The IRS agreed with four of TIGTA’s six recommendations. Its corrective actions include establishing follow-up procedures and initiating action on error notices with the FFIs; continuing efforts to systemically match Form 8966 and Form 8938 data to identify nonfilers and underreporting related to U.S. holders of foreign accounts and to the FFIs; informing taxpayers how to obtain global intermediary numbers; and strengthening overall compliance efforts directed toward improving the accuracy of reporting by Form 1042-S filers.

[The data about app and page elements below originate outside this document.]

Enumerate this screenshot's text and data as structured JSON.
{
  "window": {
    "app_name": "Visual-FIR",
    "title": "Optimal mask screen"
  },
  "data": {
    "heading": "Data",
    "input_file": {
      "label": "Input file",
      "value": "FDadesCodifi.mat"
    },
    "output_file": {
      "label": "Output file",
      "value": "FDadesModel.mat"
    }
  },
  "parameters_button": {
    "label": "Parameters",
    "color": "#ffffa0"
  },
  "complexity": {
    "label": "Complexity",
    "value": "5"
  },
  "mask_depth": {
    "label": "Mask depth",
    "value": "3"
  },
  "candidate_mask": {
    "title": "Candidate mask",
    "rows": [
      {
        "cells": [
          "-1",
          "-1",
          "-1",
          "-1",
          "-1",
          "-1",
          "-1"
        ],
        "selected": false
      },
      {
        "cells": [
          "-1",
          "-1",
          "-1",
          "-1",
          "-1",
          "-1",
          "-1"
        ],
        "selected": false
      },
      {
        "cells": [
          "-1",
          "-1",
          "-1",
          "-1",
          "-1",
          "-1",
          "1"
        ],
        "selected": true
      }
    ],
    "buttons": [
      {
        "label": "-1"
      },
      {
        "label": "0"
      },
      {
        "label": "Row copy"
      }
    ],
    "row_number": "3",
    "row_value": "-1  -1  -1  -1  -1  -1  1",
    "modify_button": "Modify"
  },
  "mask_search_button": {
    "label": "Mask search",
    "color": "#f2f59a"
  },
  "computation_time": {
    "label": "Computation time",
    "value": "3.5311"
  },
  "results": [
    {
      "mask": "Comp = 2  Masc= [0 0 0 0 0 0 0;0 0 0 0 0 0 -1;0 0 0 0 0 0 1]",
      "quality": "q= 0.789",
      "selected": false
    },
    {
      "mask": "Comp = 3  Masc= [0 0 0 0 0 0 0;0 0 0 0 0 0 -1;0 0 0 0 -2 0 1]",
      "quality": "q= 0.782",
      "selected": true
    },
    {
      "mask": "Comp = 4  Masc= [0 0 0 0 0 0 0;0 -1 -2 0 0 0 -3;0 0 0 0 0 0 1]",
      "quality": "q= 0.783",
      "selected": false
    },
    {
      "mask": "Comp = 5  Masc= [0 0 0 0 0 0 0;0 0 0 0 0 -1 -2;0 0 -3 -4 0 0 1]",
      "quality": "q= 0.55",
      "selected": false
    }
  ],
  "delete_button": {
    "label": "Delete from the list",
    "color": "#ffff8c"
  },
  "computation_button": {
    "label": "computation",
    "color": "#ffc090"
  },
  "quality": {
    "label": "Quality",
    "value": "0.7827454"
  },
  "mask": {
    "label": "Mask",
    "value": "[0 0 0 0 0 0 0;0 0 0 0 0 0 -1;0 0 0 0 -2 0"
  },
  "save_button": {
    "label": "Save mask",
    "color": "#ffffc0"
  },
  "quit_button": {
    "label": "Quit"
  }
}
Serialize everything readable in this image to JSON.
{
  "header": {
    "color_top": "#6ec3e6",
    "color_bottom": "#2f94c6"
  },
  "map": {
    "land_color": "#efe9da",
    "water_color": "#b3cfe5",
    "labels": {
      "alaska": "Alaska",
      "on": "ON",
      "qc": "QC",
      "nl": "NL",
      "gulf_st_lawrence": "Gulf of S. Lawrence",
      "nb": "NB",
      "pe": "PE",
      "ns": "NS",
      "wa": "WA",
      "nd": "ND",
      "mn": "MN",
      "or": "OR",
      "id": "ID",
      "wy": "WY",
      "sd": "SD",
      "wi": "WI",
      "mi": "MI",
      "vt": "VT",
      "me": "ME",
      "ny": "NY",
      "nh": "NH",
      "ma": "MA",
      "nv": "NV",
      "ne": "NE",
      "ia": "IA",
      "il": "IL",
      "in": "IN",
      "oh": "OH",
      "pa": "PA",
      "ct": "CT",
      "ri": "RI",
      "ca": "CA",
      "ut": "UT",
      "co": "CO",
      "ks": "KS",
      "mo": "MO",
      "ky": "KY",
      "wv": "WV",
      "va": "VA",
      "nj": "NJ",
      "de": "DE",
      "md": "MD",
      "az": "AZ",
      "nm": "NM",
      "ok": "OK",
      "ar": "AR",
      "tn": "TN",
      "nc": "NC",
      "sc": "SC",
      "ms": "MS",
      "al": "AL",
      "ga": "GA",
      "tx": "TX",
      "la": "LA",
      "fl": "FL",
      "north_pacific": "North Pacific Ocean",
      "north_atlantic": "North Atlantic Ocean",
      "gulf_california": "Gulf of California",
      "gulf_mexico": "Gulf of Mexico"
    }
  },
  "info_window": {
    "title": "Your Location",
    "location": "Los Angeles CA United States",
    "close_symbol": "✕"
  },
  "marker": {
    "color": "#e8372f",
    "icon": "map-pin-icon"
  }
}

However, an IRS official disputed some of the report’s findings and took issue with the report’s focus on the initial FATCA Compliance Roadmap, insisting that the IRS is actually enforcing the law. “We agree with the importance of the enforcement efforts highlighted in the report,” wrote Douglas W. O’Donnell, commissioner of the IRS’s Large Business and International Division, in response to the report. “However, the narrow focus of the report should not be used to draw conclusions about the entirety of the IRS’s enforcement efforts in this area. The report focuses on an early internal planning document, the roadmap, which was intended to be a comprehensive compliance plan and was superseded by campaign planning and other task specific documents that more timely address changing circumstances. The roadmap could not envision future policy changes such as the extension of the initial phase-in period for taxpayer identification number reporting that was part of the original legal framework contained in the intergovernmental agreements. The report also omits discussion of the global transformation in exchange of financial account information because of the IRS’s effort to implement FATCA. The report leaves the reader with the incorrect impression that FATCA is not being enforced.”